Narrowed on-call responsibility scope 

Prior to these on-call rotation changes, the on-call devs were responsible for determining whether any customer messaging was needed during an incident and for communicating it to the rest of the organization and team. We have since moved the customer messaging responsibility to the support team. The support team is the closest to the customer, and is, therefore, the best equipped to communicate any problems.

Communicating the incident internally to the rest of the team and organization became the duty of the manager of the on-call dev. When an incident occurred, the on-call dev would notify their manager and then they would be the one to disperse and convey the message to the rest of the organization. Removing the communication responsibilities from the on-call dev allowed them to focus on what they do best: diagnosing and solving the problem at hand.

The payoff

Improved alerting 

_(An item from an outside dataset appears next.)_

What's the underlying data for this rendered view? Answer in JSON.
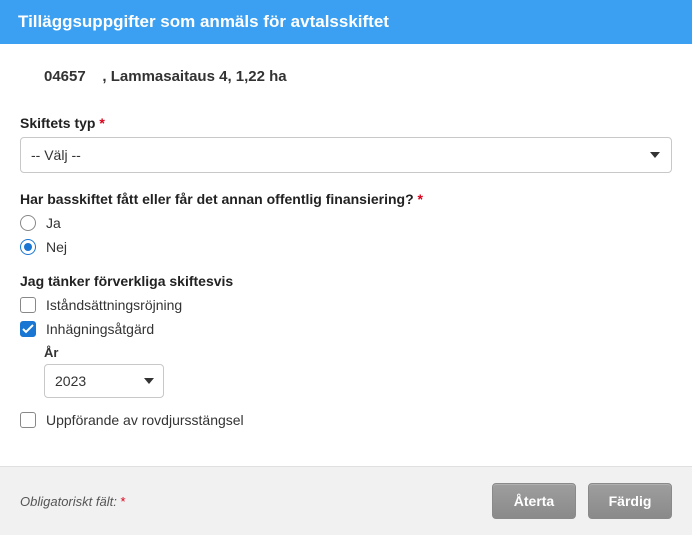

Originally, the SRE team had set up all the alerting and monitoring tools. However, once we turned the alerts over to each of the dev teams, they took them and ran. Because each team felt a renewed sense of ownership over their alerts, they started to improve and build on them. Not only did they make more alerts, but they also improved the accuracy of the existing ones. 

A renewed sense of ownership

Even though one team might edit the code that another team supports, there is still a keen sense of ownership for the supporting team; this team acts almost as the domain experts over their section of code. Using the CODEOWNERS file ensures that the supporting team is made aware and can sign off on any changes made by other teams, and because each chunk of code a team supports is small, they can actually learn from it.

Faster incident response 

With three devs on-call at once and each one of them focusing on a smaller piece of the application, they can spot problems a lot faster. Each team also wants to ensure that when things do go wrong they are caught quickly. Many teams choose to tune their alerts to warn them of problems even faster than they were originally set up for.

Triaging and figuring out the root cause of issues is also a lot faster. Teams are intimately familiar with their alerts and the pieces of code they own which allows them to figure out problems quicker than before.  

Never alone

Having three devs on-call at once means that none of them ever feel alone. If things start to fall apart in one section of the application, the dev that owns that part knows there are two others available to help if they need it. Just knowing that you have someone else who is easily accessible can do wonders for your confidence when you are on-call.

Improved cross-team communication

As I stated before, each of the three dev teams worked across the entire application and would often change code that another team supported. Having the CODEOWNERS file ensured that the on-call team was alerted to those changes. This not only allowed for a good technical review process, but it kept each of the teams up to date on what the other teams were working on and doing.

On-call shouldn't suck

On-call is something that many people in this industry dread and it shouldn't be that way. If people are dreading on-call then something is broken with your system. Sure, everyone at some point will get that late-night or weekend page that is a pain, but that pain shouldn't be the norm. If on-call makes people want to pull their hair out all the time, then you have a problem that you need to fix. I hope this article has given you some ideas to help you improve your own on-call system so that it can benefit everyone.